» **PROVIDED MATERIAL**:
● ● ● ● ●
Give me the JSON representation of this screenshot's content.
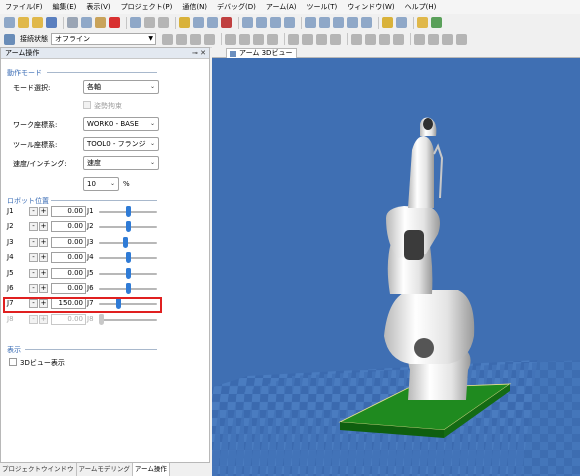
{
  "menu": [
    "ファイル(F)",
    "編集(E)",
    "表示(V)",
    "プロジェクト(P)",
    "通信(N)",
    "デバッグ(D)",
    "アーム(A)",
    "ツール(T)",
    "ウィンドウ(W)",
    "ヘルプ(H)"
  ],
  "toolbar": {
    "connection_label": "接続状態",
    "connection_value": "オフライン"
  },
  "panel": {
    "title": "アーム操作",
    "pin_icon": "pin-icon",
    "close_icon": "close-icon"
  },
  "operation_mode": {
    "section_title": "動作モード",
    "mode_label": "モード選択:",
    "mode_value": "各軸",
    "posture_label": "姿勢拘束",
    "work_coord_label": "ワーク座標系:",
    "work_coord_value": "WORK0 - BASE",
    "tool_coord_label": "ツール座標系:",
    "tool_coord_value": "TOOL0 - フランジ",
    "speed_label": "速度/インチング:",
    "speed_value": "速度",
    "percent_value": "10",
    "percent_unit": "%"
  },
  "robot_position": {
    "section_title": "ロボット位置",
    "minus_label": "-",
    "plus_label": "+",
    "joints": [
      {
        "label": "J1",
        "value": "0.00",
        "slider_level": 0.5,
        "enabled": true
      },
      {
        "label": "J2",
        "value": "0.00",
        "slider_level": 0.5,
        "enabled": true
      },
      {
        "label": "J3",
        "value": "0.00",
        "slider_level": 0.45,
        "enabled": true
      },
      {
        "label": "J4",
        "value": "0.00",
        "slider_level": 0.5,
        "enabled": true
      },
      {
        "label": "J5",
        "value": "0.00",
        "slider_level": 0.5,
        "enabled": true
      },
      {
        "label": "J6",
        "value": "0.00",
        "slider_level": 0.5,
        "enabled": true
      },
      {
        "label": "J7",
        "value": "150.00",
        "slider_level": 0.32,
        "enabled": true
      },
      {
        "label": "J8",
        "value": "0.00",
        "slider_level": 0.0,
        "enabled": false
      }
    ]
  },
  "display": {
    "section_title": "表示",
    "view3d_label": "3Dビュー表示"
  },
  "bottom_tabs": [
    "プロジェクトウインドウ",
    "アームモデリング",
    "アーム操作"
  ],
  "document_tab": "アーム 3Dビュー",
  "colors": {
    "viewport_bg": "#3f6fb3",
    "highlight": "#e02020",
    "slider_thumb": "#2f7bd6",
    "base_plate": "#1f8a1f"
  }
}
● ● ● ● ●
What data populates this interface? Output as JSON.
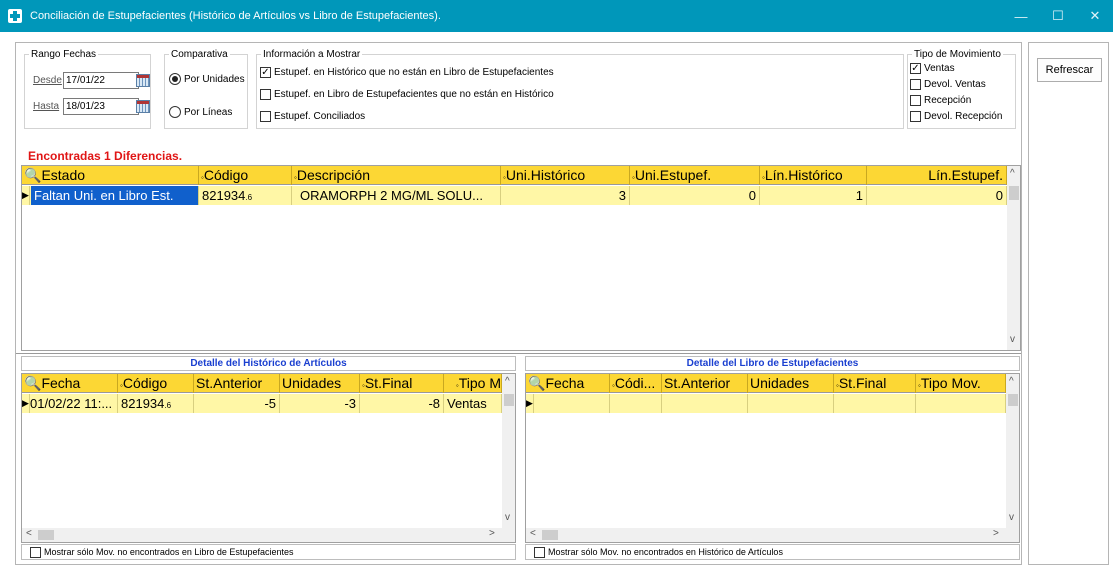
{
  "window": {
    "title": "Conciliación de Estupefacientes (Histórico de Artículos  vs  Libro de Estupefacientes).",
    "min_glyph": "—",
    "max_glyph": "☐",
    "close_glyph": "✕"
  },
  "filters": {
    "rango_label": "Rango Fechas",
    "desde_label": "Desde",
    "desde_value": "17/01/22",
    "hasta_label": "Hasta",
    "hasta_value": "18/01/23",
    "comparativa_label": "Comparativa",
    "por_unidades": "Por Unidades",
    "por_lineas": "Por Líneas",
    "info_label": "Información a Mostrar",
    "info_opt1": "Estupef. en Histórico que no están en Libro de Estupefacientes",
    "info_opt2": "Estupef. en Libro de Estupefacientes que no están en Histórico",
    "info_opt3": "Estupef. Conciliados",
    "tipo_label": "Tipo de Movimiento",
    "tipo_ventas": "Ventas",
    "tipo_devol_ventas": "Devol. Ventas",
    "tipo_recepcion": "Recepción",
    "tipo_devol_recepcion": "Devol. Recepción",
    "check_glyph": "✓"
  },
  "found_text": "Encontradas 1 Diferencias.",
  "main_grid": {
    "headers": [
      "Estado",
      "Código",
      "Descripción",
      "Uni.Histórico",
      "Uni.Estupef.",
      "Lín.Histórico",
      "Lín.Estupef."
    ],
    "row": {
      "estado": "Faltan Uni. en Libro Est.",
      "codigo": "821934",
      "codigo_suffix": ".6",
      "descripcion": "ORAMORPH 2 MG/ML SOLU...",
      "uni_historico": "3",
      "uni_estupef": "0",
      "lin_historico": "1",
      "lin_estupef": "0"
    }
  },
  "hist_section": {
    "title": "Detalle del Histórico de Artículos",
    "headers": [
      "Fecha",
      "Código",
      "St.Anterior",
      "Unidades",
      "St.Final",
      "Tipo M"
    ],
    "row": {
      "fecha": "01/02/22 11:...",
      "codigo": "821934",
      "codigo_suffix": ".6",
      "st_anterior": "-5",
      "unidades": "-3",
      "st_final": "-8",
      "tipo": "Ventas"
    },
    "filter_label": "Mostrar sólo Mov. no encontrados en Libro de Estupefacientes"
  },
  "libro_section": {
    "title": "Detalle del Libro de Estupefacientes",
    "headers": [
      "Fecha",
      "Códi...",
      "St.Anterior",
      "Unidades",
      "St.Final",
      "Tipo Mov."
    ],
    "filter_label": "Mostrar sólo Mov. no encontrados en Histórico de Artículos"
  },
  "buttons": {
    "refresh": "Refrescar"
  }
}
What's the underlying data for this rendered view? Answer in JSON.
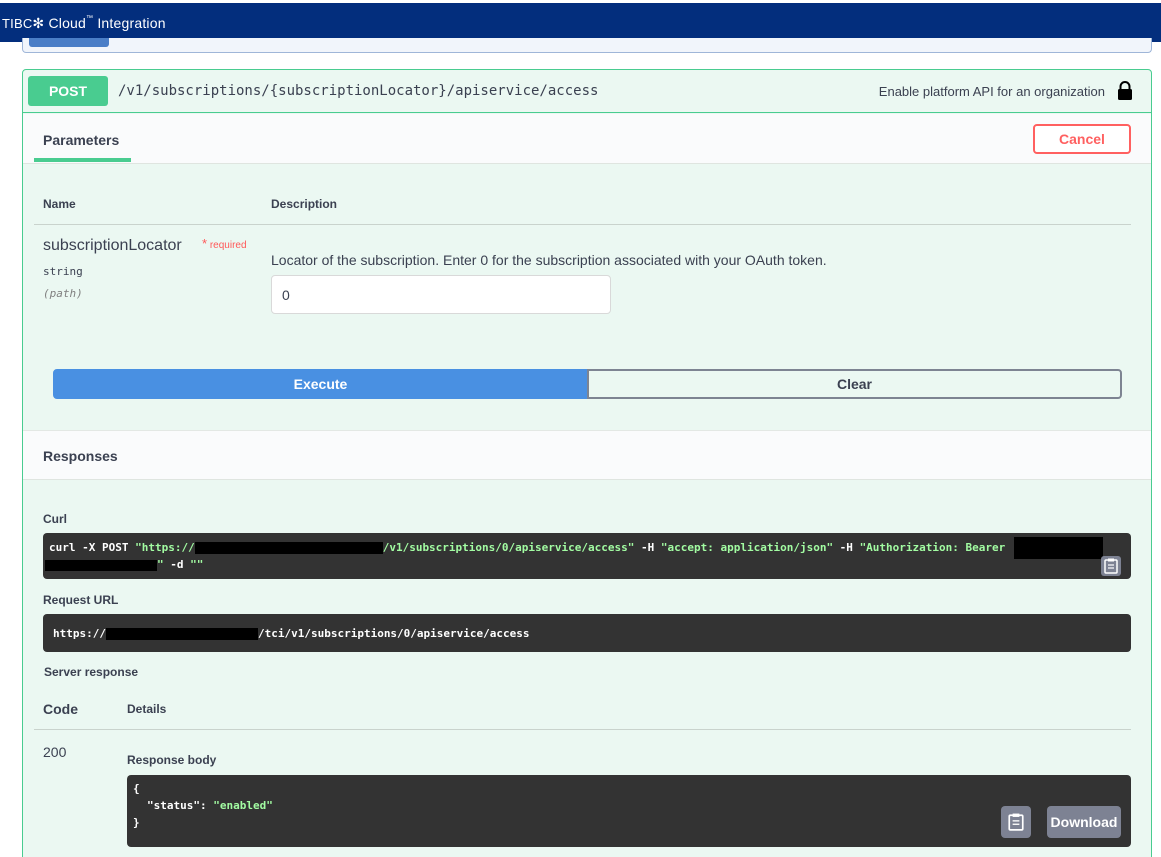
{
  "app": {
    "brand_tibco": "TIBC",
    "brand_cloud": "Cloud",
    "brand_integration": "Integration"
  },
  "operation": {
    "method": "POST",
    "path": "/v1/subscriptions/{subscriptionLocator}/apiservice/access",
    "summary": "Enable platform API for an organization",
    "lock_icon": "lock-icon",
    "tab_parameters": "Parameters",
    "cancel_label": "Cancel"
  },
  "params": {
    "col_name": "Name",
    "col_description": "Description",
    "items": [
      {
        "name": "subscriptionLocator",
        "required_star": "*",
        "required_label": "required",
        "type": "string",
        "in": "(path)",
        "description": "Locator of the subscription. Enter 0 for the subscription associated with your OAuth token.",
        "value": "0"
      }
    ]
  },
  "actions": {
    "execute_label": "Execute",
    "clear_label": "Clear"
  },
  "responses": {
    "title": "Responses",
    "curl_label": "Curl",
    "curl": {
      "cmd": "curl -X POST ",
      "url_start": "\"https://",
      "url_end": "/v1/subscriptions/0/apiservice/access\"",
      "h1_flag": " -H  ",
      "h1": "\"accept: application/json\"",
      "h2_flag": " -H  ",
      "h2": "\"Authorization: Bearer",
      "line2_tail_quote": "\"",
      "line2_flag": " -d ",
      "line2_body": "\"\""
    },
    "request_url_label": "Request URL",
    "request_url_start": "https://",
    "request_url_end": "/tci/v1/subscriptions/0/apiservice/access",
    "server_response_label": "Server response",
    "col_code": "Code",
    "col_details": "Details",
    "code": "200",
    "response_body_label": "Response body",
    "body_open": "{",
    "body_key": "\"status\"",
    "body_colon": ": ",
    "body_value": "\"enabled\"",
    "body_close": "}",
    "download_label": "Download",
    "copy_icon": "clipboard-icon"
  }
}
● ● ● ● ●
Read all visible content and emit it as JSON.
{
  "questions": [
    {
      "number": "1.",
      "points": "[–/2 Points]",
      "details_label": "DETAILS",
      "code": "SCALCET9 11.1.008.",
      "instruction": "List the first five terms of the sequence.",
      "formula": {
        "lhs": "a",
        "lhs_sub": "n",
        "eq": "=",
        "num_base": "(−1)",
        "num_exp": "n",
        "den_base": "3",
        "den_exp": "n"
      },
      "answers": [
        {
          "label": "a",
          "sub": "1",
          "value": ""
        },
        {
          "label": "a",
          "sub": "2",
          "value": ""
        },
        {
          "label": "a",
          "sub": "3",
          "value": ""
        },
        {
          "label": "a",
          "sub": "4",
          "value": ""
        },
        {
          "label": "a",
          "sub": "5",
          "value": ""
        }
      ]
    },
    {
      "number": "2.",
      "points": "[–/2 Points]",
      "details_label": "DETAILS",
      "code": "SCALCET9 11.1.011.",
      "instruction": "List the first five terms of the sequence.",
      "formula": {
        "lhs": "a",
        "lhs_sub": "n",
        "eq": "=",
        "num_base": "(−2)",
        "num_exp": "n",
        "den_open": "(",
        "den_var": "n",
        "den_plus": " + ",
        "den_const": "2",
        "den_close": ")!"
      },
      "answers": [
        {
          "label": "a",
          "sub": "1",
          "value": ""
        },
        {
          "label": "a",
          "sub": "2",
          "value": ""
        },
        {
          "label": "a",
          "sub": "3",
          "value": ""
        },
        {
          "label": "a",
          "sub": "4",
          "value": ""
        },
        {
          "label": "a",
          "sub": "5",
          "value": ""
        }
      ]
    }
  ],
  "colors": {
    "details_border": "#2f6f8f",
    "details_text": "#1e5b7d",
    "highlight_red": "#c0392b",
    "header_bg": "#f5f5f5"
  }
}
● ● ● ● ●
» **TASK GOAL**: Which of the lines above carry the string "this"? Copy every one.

» **ANSWER SECTION**:
Give me the JSON representation of this screenshot's content.
What data populates this interface? Output as JSON.
What's the underlying data for this rendered view? Answer in JSON.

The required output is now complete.